WHAT YOU SHOULD DO: Output all the data exactly as it appears below.

DATA TO EXAMINE: Begin

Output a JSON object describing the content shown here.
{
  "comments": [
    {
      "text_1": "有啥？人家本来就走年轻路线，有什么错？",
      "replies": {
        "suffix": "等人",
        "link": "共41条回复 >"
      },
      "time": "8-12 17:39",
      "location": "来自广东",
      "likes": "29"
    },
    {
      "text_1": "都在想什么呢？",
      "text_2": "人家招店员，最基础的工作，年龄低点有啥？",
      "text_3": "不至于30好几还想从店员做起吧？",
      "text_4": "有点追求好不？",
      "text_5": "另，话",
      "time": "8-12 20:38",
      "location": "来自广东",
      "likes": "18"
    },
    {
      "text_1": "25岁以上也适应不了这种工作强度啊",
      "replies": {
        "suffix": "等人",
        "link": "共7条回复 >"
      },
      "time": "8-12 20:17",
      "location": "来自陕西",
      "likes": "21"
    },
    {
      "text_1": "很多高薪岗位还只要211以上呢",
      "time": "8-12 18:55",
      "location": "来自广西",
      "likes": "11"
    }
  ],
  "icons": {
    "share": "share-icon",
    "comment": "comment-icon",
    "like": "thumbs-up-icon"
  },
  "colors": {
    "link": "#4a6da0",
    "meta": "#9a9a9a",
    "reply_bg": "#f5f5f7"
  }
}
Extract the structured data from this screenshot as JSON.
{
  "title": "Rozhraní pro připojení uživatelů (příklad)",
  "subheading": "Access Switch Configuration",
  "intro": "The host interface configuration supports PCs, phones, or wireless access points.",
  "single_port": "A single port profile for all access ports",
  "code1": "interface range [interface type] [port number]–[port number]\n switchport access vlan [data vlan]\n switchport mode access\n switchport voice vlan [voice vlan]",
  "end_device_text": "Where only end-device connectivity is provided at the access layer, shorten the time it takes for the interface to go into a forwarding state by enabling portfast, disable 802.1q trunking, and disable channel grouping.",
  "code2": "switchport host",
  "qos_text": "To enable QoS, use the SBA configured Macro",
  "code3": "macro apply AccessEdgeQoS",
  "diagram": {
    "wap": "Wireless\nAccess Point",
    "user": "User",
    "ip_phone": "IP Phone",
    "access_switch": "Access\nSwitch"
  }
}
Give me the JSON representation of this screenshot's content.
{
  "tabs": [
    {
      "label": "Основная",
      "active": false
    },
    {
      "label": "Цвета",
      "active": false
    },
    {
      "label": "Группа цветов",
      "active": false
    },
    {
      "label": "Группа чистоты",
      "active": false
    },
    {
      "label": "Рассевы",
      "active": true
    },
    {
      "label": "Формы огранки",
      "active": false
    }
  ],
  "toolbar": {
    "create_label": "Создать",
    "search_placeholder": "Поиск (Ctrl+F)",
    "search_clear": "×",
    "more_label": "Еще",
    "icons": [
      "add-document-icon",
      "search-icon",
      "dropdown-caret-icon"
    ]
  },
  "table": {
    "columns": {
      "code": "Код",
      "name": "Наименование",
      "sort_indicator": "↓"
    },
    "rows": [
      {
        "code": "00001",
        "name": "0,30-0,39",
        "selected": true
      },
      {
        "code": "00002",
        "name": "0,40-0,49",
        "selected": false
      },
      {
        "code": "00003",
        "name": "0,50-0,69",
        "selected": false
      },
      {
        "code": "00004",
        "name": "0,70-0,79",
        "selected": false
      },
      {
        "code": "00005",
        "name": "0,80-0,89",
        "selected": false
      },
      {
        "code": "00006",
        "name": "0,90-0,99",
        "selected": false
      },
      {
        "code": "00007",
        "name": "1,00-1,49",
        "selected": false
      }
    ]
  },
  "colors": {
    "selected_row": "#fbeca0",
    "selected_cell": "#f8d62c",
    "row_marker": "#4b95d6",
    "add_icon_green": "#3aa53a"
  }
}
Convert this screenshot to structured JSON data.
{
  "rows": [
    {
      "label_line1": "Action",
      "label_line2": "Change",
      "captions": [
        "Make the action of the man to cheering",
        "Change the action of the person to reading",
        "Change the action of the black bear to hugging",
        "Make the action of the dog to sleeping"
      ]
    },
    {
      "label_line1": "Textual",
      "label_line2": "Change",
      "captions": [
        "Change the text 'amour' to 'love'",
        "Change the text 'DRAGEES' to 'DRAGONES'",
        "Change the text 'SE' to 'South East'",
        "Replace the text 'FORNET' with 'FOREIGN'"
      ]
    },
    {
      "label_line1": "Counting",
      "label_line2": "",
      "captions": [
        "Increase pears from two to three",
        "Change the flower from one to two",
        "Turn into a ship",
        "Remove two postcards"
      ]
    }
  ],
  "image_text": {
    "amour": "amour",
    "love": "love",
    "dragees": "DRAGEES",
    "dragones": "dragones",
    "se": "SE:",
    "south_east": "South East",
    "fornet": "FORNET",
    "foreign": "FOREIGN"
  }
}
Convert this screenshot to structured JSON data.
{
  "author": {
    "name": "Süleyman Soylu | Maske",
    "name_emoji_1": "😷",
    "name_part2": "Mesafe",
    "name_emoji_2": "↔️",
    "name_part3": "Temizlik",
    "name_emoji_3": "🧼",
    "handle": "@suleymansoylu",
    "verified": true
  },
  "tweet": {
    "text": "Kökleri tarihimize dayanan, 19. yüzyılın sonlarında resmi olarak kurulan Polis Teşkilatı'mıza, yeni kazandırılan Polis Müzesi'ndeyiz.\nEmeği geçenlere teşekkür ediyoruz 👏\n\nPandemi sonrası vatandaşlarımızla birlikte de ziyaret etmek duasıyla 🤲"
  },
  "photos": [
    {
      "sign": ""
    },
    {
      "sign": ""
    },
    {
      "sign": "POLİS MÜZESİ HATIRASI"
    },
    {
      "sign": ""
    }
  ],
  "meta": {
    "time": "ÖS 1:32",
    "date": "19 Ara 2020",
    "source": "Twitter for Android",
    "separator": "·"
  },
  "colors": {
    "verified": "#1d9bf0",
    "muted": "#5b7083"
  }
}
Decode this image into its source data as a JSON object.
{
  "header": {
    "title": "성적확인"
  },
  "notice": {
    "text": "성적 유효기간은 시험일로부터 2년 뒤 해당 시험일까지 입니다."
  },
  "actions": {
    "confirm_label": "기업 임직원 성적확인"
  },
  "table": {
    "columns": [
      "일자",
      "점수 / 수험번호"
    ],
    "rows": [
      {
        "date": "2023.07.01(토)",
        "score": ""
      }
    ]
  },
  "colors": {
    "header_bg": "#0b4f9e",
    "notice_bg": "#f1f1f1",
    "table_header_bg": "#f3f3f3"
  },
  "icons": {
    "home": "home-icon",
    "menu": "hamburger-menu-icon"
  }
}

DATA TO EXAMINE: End

FINISHED TASK:
Output a JSON object describing the content shown here.
{
  "comments": [
    {
      "text_1": "有啥？人家本来就走年轻路线，有什么错？",
      "replies": {
        "suffix": "等人",
        "link": "共41条回复 >"
      },
      "time": "8-12 17:39",
      "location": "来自广东",
      "likes": "29"
    },
    {
      "text_1": "都在想什么呢？",
      "text_2": "人家招店员，最基础的工作，年龄低点有啥？",
      "text_3": "不至于30好几还想从店员做起吧？",
      "text_4": "有点追求好不？",
      "text_5": "另，话",
      "time": "8-12 20:38",
      "location": "来自广东",
      "likes": "18"
    },
    {
      "text_1": "25岁以上也适应不了这种工作强度啊",
      "replies": {
        "suffix": "等人",
        "link": "共7条回复 >"
      },
      "time": "8-12 20:17",
      "location": "来自陕西",
      "likes": "21"
    },
    {
      "text_1": "很多高薪岗位还只要211以上呢",
      "time": "8-12 18:55",
      "location": "来自广西",
      "likes": "11"
    }
  ],
  "icons": {
    "share": "share-icon",
    "comment": "comment-icon",
    "like": "thumbs-up-icon"
  },
  "colors": {
    "link": "#4a6da0",
    "meta": "#9a9a9a",
    "reply_bg": "#f5f5f7"
  }
}
Extract the structured data from this screenshot as JSON.
{
  "title": "Rozhraní pro připojení uživatelů (příklad)",
  "subheading": "Access Switch Configuration",
  "intro": "The host interface configuration supports PCs, phones, or wireless access points.",
  "single_port": "A single port profile for all access ports",
  "code1": "interface range [interface type] [port number]–[port number]\n switchport access vlan [data vlan]\n switchport mode access\n switchport voice vlan [voice vlan]",
  "end_device_text": "Where only end-device connectivity is provided at the access layer, shorten the time it takes for the interface to go into a forwarding state by enabling portfast, disable 802.1q trunking, and disable channel grouping.",
  "code2": "switchport host",
  "qos_text": "To enable QoS, use the SBA configured Macro",
  "code3": "macro apply AccessEdgeQoS",
  "diagram": {
    "wap": "Wireless\nAccess Point",
    "user": "User",
    "ip_phone": "IP Phone",
    "access_switch": "Access\nSwitch"
  }
}
Give me the JSON representation of this screenshot's content.
{
  "tabs": [
    {
      "label": "Основная",
      "active": false
    },
    {
      "label": "Цвета",
      "active": false
    },
    {
      "label": "Группа цветов",
      "active": false
    },
    {
      "label": "Группа чистоты",
      "active": false
    },
    {
      "label": "Рассевы",
      "active": true
    },
    {
      "label": "Формы огранки",
      "active": false
    }
  ],
  "toolbar": {
    "create_label": "Создать",
    "search_placeholder": "Поиск (Ctrl+F)",
    "search_clear": "×",
    "more_label": "Еще",
    "icons": [
      "add-document-icon",
      "search-icon",
      "dropdown-caret-icon"
    ]
  },
  "table": {
    "columns": {
      "code": "Код",
      "name": "Наименование",
      "sort_indicator": "↓"
    },
    "rows": [
      {
        "code": "00001",
        "name": "0,30-0,39",
        "selected": true
      },
      {
        "code": "00002",
        "name": "0,40-0,49",
        "selected": false
      },
      {
        "code": "00003",
        "name": "0,50-0,69",
        "selected": false
      },
      {
        "code": "00004",
        "name": "0,70-0,79",
        "selected": false
      },
      {
        "code": "00005",
        "name": "0,80-0,89",
        "selected": false
      },
      {
        "code": "00006",
        "name": "0,90-0,99",
        "selected": false
      },
      {
        "code": "00007",
        "name": "1,00-1,49",
        "selected": false
      }
    ]
  },
  "colors": {
    "selected_row": "#fbeca0",
    "selected_cell": "#f8d62c",
    "row_marker": "#4b95d6",
    "add_icon_green": "#3aa53a"
  }
}
Convert this screenshot to structured JSON data.
{
  "rows": [
    {
      "label_line1": "Action",
      "label_line2": "Change",
      "captions": [
        "Make the action of the man to cheering",
        "Change the action of the person to reading",
        "Change the action of the black bear to hugging",
        "Make the action of the dog to sleeping"
      ]
    },
    {
      "label_line1": "Textual",
      "label_line2": "Change",
      "captions": [
        "Change the text 'amour' to 'love'",
        "Change the text 'DRAGEES' to 'DRAGONES'",
        "Change the text 'SE' to 'South East'",
        "Replace the text 'FORNET' with 'FOREIGN'"
      ]
    },
    {
      "label_line1": "Counting",
      "label_line2": "",
      "captions": [
        "Increase pears from two to three",
        "Change the flower from one to two",
        "Turn into a ship",
        "Remove two postcards"
      ]
    }
  ],
  "image_text": {
    "amour": "amour",
    "love": "love",
    "dragees": "DRAGEES",
    "dragones": "dragones",
    "se": "SE:",
    "south_east": "South East",
    "fornet": "FORNET",
    "foreign": "FOREIGN"
  }
}
Convert this screenshot to structured JSON data.
{
  "author": {
    "name": "Süleyman Soylu | Maske",
    "name_emoji_1": "😷",
    "name_part2": "Mesafe",
    "name_emoji_2": "↔️",
    "name_part3": "Temizlik",
    "name_emoji_3": "🧼",
    "handle": "@suleymansoylu",
    "verified": true
  },
  "tweet": {
    "text": "Kökleri tarihimize dayanan, 19. yüzyılın sonlarında resmi olarak kurulan Polis Teşkilatı'mıza, yeni kazandırılan Polis Müzesi'ndeyiz.\nEmeği geçenlere teşekkür ediyoruz 👏\n\nPandemi sonrası vatandaşlarımızla birlikte de ziyaret etmek duasıyla 🤲"
  },
  "photos": [
    {
      "sign": ""
    },
    {
      "sign": ""
    },
    {
      "sign": "POLİS MÜZESİ HATIRASI"
    },
    {
      "sign": ""
    }
  ],
  "meta": {
    "time": "ÖS 1:32",
    "date": "19 Ara 2020",
    "source": "Twitter for Android",
    "separator": "·"
  },
  "colors": {
    "verified": "#1d9bf0",
    "muted": "#5b7083"
  }
}
Decode this image into its source data as a JSON object.
{
  "header": {
    "title": "성적확인"
  },
  "notice": {
    "text": "성적 유효기간은 시험일로부터 2년 뒤 해당 시험일까지 입니다."
  },
  "actions": {
    "confirm_label": "기업 임직원 성적확인"
  },
  "table": {
    "columns": [
      "일자",
      "점수 / 수험번호"
    ],
    "rows": [
      {
        "date": "2023.07.01(토)",
        "score": ""
      }
    ]
  },
  "colors": {
    "header_bg": "#0b4f9e",
    "notice_bg": "#f1f1f1",
    "table_header_bg": "#f3f3f3"
  },
  "icons": {
    "home": "home-icon",
    "menu": "hamburger-menu-icon"
  }
}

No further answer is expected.